Amplification (and Hiring Evaluation Criteria)

Most of my favorite blogs, especially recently, focus on business and leadership concepts rather than BIM. A recent post on Presentation Zen detailed some interesting thoughts from Pixar that resonated with me on a few different levels.

Our industry talks about collaboration quite a bit, but often when we dig in, we aren't truly collaborating. I haven't really thought of a great way to communicate that idea internally or externally, but when I read what Pixar had to say about it I knew that it was what I was looking for:
Cooperation is not the same thing as collaboration. Cooperation is just that thing "which allows you not to get in the other's way," says Nelson. Collaboration means amplification. ... I think of collaboration as being like 2+2=5 (or 137, etc.).
I also love how they talk about hiring criteria. Since we've been actively hiring for two VDC positions, we've gotten so many resumes from people who know Revit, and probably know it quite well, which is exciting. However, we aren't just looking at "depth" of knowledge in Revit because most of the work that a new hire will do is undefined, because we are constantly pushing the envelope. As it is put in the Presentation Zen post: do you hire someone for something that has never been done before? ... past success alone is not enough
Pixar looks for experience with "failure and recovery", along with an entire host of qualities. I like to think that we are doing similar things. It's about problem solving, working in a team, culture fit, negotiating and a sense of exploration.

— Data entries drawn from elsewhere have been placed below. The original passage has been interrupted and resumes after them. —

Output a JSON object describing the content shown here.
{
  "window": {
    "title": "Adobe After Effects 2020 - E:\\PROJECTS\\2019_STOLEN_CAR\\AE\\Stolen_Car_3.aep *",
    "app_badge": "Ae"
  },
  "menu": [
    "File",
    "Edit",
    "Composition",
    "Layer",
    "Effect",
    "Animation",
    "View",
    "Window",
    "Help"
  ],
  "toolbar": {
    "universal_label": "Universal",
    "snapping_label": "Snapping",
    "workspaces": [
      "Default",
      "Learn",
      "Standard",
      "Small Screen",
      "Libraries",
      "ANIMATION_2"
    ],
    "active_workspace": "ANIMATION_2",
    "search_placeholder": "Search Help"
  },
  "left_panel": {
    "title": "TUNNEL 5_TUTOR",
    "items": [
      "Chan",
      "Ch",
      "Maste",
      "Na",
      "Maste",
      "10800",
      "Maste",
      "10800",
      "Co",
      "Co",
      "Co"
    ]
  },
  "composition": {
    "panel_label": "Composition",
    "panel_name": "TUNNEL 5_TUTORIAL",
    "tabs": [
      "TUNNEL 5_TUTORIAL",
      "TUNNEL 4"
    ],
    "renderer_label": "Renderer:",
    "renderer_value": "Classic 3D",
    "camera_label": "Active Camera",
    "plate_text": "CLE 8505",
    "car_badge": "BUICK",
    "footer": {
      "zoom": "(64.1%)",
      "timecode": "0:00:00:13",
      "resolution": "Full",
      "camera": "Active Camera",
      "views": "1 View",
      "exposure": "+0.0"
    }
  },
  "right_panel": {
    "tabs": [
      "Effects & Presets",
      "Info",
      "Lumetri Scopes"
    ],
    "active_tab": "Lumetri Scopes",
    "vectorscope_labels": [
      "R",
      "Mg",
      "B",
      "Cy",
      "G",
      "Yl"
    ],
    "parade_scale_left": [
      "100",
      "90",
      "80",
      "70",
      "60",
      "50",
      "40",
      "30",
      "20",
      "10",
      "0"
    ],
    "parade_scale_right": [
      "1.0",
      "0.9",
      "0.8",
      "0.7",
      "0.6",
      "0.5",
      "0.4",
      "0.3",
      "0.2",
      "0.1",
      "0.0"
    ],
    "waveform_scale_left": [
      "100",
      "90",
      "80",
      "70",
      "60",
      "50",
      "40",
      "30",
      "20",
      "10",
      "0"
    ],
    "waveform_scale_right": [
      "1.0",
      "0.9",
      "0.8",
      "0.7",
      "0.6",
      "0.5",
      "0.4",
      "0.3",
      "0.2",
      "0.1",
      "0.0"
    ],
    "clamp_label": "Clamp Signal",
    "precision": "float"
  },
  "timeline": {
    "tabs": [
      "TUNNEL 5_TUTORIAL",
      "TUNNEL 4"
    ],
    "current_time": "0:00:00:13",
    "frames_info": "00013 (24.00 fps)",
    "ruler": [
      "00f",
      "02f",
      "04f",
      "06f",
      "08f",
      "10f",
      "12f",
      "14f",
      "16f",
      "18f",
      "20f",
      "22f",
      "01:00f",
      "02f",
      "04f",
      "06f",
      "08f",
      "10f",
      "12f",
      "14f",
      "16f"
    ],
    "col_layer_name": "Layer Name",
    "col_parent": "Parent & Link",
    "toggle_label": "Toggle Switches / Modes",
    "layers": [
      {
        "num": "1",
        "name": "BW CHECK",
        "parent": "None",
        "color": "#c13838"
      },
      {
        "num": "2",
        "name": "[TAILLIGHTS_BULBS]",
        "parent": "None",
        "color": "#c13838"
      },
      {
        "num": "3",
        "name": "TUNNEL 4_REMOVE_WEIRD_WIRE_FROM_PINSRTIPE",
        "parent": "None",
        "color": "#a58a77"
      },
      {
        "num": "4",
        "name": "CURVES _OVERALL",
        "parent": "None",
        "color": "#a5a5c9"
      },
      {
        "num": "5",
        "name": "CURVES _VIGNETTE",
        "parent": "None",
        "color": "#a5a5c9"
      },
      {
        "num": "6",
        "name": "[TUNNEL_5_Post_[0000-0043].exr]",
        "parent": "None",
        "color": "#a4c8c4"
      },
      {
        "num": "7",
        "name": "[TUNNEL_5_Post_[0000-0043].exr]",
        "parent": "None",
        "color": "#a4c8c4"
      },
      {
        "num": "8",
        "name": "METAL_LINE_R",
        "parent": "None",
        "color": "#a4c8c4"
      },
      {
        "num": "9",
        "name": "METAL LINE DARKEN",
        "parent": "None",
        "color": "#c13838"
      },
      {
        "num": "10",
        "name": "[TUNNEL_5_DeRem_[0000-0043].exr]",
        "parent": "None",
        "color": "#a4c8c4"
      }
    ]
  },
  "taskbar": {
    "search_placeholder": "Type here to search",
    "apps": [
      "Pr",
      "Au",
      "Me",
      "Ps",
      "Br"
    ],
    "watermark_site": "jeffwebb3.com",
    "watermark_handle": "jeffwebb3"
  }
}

I'd be interested in what other people look for when they hire, whether for a BIM-related position or something else.


Gabe said...

I recently experienced a similar scenario when trying to hire a modeler for Revit MEP, since in our area - there is no one teaching Revit MEP except for the 3-day AOTC. So, we tried to identify positive attitude, learning capability, and a willingness to progress. If they are able and willing to learn, they can be taught.

Drew Halphen, LEED AP said...

When we look for VDC Engineers we try and find someone who has a basic understanding in the required software (Navis / Revit) but also has the problem solving skills to mix software applications to develop unique solutions. So often with VDC the best answer lies within one of 5-6 different pieces of software and it is important for an applicant to know when to look outside their comfort zone for the ideal solution.